[Stored items]
------------------------

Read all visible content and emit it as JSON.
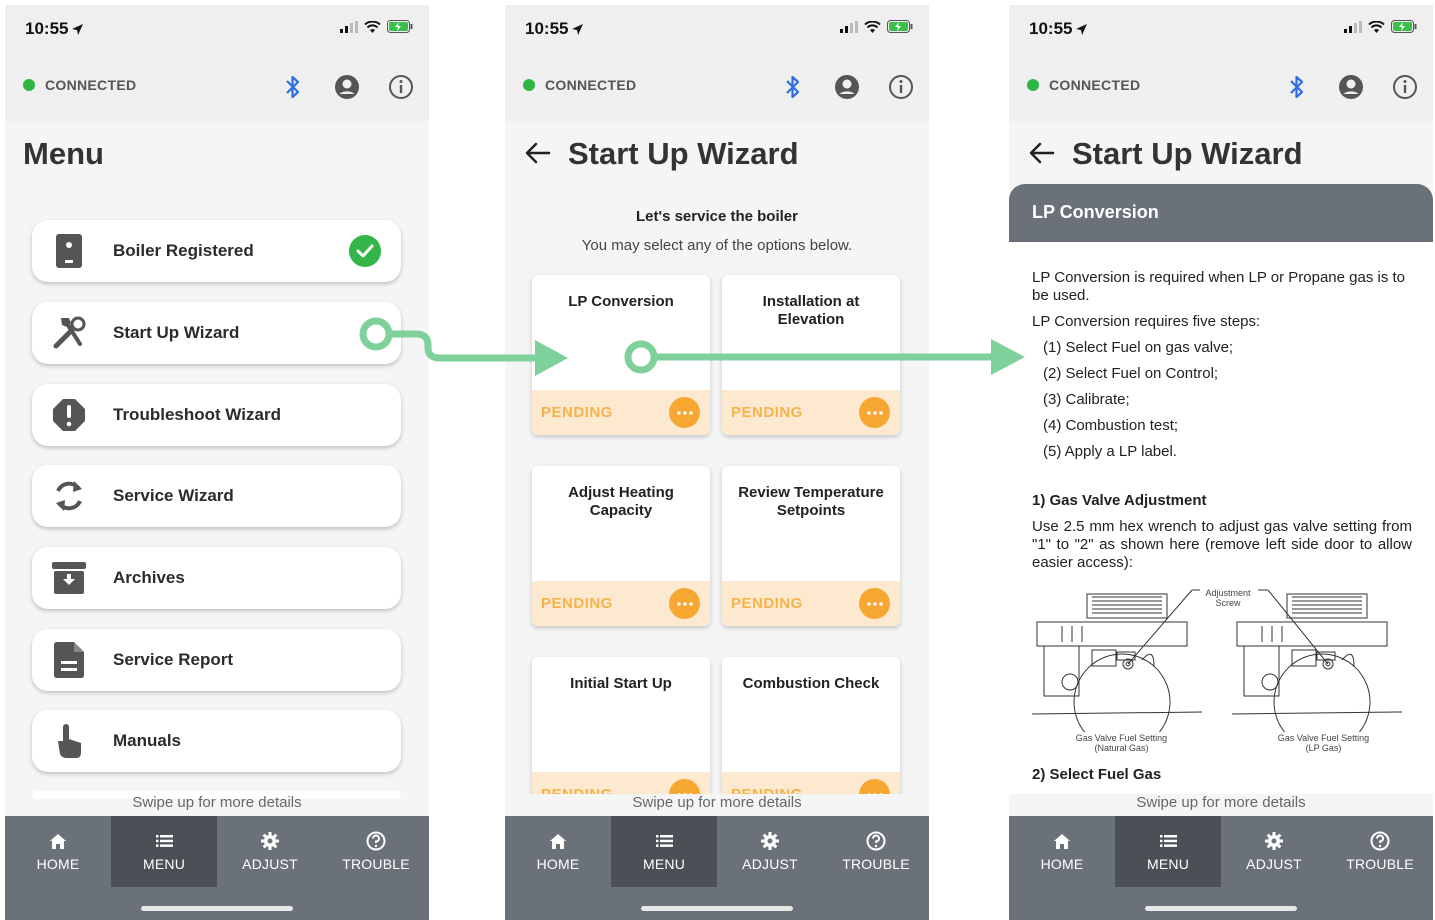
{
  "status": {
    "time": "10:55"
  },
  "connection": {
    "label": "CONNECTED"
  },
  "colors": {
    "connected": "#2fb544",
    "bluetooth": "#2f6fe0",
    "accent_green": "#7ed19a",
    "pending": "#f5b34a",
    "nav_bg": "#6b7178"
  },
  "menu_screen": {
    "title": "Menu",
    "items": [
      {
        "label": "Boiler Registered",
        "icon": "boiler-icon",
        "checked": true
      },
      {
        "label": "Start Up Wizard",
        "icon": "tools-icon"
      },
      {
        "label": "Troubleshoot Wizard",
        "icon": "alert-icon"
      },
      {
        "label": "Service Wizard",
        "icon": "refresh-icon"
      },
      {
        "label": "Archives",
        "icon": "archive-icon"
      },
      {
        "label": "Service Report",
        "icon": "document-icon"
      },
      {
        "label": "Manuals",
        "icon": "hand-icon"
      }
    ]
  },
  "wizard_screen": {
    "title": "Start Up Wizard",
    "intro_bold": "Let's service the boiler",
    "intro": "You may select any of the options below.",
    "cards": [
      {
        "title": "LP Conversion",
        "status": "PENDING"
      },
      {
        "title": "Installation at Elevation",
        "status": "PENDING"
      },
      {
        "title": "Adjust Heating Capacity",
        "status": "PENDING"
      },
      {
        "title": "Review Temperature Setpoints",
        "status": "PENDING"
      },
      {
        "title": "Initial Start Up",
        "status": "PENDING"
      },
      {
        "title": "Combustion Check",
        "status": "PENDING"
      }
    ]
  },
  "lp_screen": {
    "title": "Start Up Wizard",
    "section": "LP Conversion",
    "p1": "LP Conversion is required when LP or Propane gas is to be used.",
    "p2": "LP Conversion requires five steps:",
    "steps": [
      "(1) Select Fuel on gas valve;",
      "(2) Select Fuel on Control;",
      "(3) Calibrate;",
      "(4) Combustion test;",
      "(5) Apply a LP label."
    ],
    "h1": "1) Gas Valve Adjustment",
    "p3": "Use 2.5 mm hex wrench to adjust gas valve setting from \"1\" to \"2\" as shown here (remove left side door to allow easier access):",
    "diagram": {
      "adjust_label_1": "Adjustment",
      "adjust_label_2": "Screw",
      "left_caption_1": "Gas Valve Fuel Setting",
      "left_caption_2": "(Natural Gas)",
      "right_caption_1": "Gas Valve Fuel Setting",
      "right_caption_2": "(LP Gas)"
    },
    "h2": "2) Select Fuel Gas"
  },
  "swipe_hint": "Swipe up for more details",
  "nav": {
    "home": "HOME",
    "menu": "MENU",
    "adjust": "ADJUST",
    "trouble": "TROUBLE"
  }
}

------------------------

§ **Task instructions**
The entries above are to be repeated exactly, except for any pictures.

§ **Response area**
Read all visible content and emit it as JSON.
{
  "status": {
    "time": "10:55"
  },
  "connection": {
    "label": "CONNECTED"
  },
  "colors": {
    "connected": "#2fb544",
    "bluetooth": "#2f6fe0",
    "accent_green": "#7ed19a",
    "pending": "#f5b34a",
    "nav_bg": "#6b7178"
  },
  "menu_screen": {
    "title": "Menu",
    "items": [
      {
        "label": "Boiler Registered",
        "icon": "boiler-icon",
        "checked": true
      },
      {
        "label": "Start Up Wizard",
        "icon": "tools-icon"
      },
      {
        "label": "Troubleshoot Wizard",
        "icon": "alert-icon"
      },
      {
        "label": "Service Wizard",
        "icon": "refresh-icon"
      },
      {
        "label": "Archives",
        "icon": "archive-icon"
      },
      {
        "label": "Service Report",
        "icon": "document-icon"
      },
      {
        "label": "Manuals",
        "icon": "hand-icon"
      }
    ]
  },
  "wizard_screen": {
    "title": "Start Up Wizard",
    "intro_bold": "Let's service the boiler",
    "intro": "You may select any of the options below.",
    "cards": [
      {
        "title": "LP Conversion",
        "status": "PENDING"
      },
      {
        "title": "Installation at Elevation",
        "status": "PENDING"
      },
      {
        "title": "Adjust Heating Capacity",
        "status": "PENDING"
      },
      {
        "title": "Review Temperature Setpoints",
        "status": "PENDING"
      },
      {
        "title": "Initial Start Up",
        "status": "PENDING"
      },
      {
        "title": "Combustion Check",
        "status": "PENDING"
      }
    ]
  },
  "lp_screen": {
    "title": "Start Up Wizard",
    "section": "LP Conversion",
    "p1": "LP Conversion is required when LP or Propane gas is to be used.",
    "p2": "LP Conversion requires five steps:",
    "steps": [
      "(1) Select Fuel on gas valve;",
      "(2) Select Fuel on Control;",
      "(3) Calibrate;",
      "(4) Combustion test;",
      "(5) Apply a LP label."
    ],
    "h1": "1) Gas Valve Adjustment",
    "p3": "Use 2.5 mm hex wrench to adjust gas valve setting from \"1\" to \"2\" as shown here (remove left side door to allow easier access):",
    "diagram": {
      "adjust_label_1": "Adjustment",
      "adjust_label_2": "Screw",
      "left_caption_1": "Gas Valve Fuel Setting",
      "left_caption_2": "(Natural Gas)",
      "right_caption_1": "Gas Valve Fuel Setting",
      "right_caption_2": "(LP Gas)"
    },
    "h2": "2) Select Fuel Gas"
  },
  "swipe_hint": "Swipe up for more details",
  "nav": {
    "home": "HOME",
    "menu": "MENU",
    "adjust": "ADJUST",
    "trouble": "TROUBLE"
  }
}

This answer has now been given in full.